We didn’t bring home the grand prix, but we came pretty close. I was one of several under-25-year-old Ketchum employees that entered the Young Torch Awards, a pitch contest for young creative talent. Last month we learned we were selected as one of five finalists from hundreds of applicants around the world.
Along with my fellow Ketchum teammates, Jordan Drake, Sam Emrich and Hannah Freedman (whose ages don’t add up to 100 years between the four of us), we tackled the challenge to develop a strategy and creative idea for Road Recovery, a non-profit organization that targets teens suffering from a variety of mental health issues. Taking on everything from teen addiction to risky behavior, Road Recovery uses music to empower teens. Our challenge was to develop a creative strategy, with roots in social media, to raise awareness of Road Recovery’s mission and ultimately boost involvement in their programs.
We pitched “Lay Down a New Track,” a creative platform that fueled tactics ranging from simple social media contests, to a double decker bus concert in New York’s Times Square, to a good old-fashioned rock and roll road trip.
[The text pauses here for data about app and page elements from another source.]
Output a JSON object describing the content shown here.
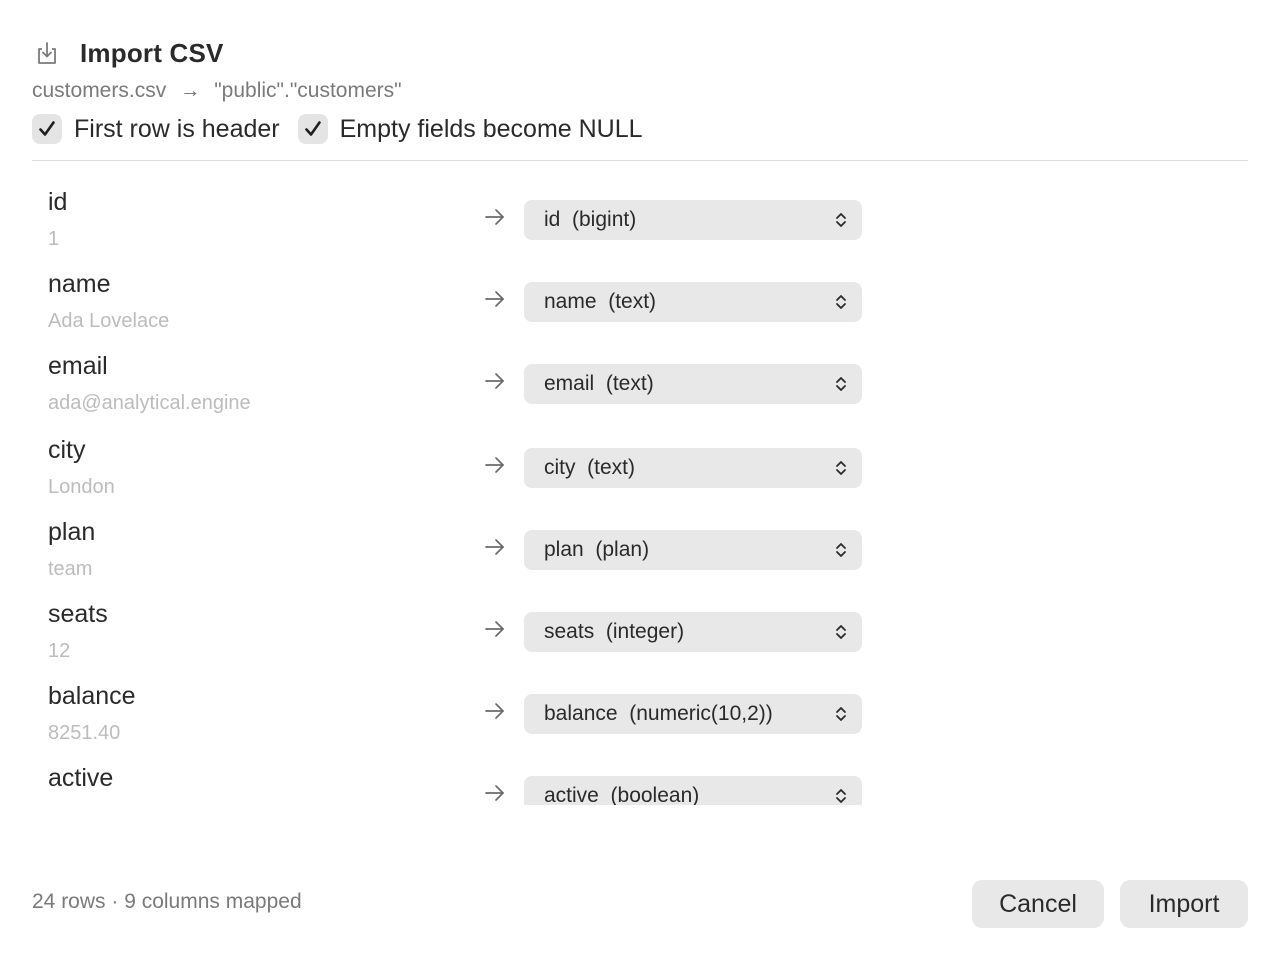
{
  "header": {
    "title": "Import CSV",
    "icon": "import-tray-icon",
    "source_file": "customers.csv",
    "arrow": "→",
    "target_table": "\"public\".\"customers\""
  },
  "options": {
    "first_row_header": {
      "label": "First row is header",
      "checked": true
    },
    "empty_as_null": {
      "label": "Empty fields become NULL",
      "checked": true
    }
  },
  "mappings": [
    {
      "column": "id",
      "sample": "1",
      "target": "id  (bigint)"
    },
    {
      "column": "name",
      "sample": "Ada Lovelace",
      "target": "name  (text)"
    },
    {
      "column": "email",
      "sample": "ada@analytical.engine",
      "target": "email  (text)"
    },
    {
      "column": "city",
      "sample": "London",
      "target": "city  (text)"
    },
    {
      "column": "plan",
      "sample": "team",
      "target": "plan  (plan)"
    },
    {
      "column": "seats",
      "sample": "12",
      "target": "seats  (integer)"
    },
    {
      "column": "balance",
      "sample": "8251.40",
      "target": "balance  (numeric(10,2))"
    },
    {
      "column": "active",
      "sample": "",
      "target": "active  (boolean)"
    }
  ],
  "footer": {
    "status": "24 rows · 9 columns mapped",
    "cancel_label": "Cancel",
    "import_label": "Import"
  },
  "colors": {
    "control_bg": "#e8e8e8",
    "text": "#2a2a2a",
    "muted": "#7a7a7a",
    "sample": "#bcbcbc"
  }
}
What we learned from the pitch process was invaluable. Here are some of the highlights from our time carrying the young creative torch for Ketchum:
1. RISC works.
RISC – Ketchum’s approach to smart client programing – is rooted in the belief that to get to great Creative, you need a smart Strategy, fueled by authentic Insight and sharp Research. When we pitched our platform, the judges applauded our sound and logical thinking, the client said we offered the most pragmatic creative, and felt that RISC led the way to a great creative platform that would deliver.
2. Balance the person and the product.
Another thing the judges taught us was not to bury the human insight. While strategy informs the creative, it’s important to remember that the human insight is what really resonates in the room. For an organization with a vast scope of offerings, our strategic insight, which we applied to the client, was that the simpler the call to action, the stronger the message will resonate. We could have benefitted by also highlighting the human insight that applied to the target.
3. If it walks like a duck and talks like a duck, it’s safe to say it will judge like a duck.
Know your audience (or your judges). Although the Torch Awards were billed as a discipline-agnostic creative competition, the all-advertising jury did not work to our advantage. In hindsight, we should have tailored our language to the advertising brains in the room.
4. Creativity transcends disciplines.
We all need to tout our creative skills more often. As the only PR finalists in an ad dominated competition, we proved that great creative transcends silos.
Along with our fellow finalists, we’re being raised as communications multitaskers. Move over Mr. Draper, there’s a new crop of creative kids in town.